── Given information

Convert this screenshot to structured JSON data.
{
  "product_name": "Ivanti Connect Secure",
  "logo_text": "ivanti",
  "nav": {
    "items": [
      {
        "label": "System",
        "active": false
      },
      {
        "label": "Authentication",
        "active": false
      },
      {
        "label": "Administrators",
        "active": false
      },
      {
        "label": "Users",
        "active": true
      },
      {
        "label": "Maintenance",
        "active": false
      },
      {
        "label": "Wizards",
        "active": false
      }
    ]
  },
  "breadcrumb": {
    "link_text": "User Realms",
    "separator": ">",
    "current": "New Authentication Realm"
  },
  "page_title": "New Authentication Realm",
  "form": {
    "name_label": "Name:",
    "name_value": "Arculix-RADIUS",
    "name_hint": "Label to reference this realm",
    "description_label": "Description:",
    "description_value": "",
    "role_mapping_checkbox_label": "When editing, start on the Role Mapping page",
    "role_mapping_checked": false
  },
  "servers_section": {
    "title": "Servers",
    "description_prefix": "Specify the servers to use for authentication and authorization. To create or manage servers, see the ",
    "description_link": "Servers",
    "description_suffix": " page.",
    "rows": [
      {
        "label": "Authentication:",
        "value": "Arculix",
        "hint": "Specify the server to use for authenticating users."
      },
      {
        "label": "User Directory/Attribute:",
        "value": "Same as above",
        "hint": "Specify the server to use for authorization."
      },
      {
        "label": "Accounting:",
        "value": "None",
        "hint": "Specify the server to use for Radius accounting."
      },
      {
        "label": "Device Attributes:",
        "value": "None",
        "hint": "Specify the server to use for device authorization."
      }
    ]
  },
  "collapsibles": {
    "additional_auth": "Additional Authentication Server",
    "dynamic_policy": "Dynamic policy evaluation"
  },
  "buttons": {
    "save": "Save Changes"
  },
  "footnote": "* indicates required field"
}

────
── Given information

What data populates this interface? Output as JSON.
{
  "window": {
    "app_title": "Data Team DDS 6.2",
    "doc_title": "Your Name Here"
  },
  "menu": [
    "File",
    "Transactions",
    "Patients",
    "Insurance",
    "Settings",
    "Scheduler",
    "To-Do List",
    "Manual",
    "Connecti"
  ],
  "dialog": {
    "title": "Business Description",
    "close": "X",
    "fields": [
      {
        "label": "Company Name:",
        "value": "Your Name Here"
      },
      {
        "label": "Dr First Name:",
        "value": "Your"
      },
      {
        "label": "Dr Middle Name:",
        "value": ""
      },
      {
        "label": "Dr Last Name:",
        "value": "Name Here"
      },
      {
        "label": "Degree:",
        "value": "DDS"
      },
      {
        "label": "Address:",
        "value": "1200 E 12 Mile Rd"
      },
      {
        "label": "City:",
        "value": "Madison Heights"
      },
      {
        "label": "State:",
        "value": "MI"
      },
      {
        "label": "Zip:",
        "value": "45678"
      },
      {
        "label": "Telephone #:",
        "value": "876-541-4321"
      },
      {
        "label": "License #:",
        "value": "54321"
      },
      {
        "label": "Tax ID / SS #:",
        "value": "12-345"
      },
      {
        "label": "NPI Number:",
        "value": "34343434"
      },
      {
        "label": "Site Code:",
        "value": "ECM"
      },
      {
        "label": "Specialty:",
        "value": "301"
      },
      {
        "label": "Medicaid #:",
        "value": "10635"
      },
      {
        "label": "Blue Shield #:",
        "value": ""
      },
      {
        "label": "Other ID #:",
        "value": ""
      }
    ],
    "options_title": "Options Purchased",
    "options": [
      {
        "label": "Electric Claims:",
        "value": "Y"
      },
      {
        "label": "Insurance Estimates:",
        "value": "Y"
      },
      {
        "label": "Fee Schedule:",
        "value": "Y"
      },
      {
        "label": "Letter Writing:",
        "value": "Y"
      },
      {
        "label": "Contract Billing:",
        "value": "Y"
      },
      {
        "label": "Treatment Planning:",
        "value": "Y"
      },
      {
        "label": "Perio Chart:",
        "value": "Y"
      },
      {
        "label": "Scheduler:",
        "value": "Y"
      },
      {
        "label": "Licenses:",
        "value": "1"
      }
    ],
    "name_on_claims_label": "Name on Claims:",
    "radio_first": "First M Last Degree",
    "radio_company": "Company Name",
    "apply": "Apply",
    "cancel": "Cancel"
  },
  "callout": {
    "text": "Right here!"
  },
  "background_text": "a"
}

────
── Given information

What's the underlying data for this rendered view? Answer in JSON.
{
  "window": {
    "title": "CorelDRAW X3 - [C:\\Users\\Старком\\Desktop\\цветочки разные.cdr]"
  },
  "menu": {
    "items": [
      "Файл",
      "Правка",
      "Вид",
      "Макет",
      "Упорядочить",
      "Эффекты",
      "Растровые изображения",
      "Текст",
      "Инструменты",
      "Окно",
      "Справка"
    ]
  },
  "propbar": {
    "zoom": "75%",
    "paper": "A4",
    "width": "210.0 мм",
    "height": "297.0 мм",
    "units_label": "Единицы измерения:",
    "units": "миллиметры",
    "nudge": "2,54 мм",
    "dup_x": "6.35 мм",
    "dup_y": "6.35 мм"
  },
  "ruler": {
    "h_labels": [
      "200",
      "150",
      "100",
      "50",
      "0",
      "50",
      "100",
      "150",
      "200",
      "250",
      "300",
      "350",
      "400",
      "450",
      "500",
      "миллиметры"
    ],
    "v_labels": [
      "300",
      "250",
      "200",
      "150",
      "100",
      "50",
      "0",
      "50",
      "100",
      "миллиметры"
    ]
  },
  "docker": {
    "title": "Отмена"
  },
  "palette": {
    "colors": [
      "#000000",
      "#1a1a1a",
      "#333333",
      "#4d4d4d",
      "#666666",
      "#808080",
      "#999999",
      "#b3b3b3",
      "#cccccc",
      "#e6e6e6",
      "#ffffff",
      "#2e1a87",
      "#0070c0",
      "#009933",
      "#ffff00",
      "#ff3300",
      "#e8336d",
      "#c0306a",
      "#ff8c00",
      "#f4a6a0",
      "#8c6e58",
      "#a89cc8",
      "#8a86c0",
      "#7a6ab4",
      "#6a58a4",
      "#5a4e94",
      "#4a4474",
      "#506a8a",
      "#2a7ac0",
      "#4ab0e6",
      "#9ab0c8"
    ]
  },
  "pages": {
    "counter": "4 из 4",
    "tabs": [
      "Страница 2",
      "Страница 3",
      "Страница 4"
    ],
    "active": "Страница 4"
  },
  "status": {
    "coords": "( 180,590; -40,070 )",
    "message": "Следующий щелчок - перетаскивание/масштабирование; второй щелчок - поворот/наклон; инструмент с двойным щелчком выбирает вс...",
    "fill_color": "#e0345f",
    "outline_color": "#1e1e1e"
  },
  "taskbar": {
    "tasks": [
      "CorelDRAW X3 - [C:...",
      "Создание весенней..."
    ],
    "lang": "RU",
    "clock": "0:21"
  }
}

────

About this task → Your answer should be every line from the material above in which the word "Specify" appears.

Solution →
    "description_prefix": "Specify the servers to use for authentication and authorization. To create or manage servers, see the ",
        "hint": "Specify the server to use for authenticating users."
        "hint": "Specify the server to use for authorization."
        "hint": "Specify the server to use for Radius accounting."
        "hint": "Specify the server to use for device authorization."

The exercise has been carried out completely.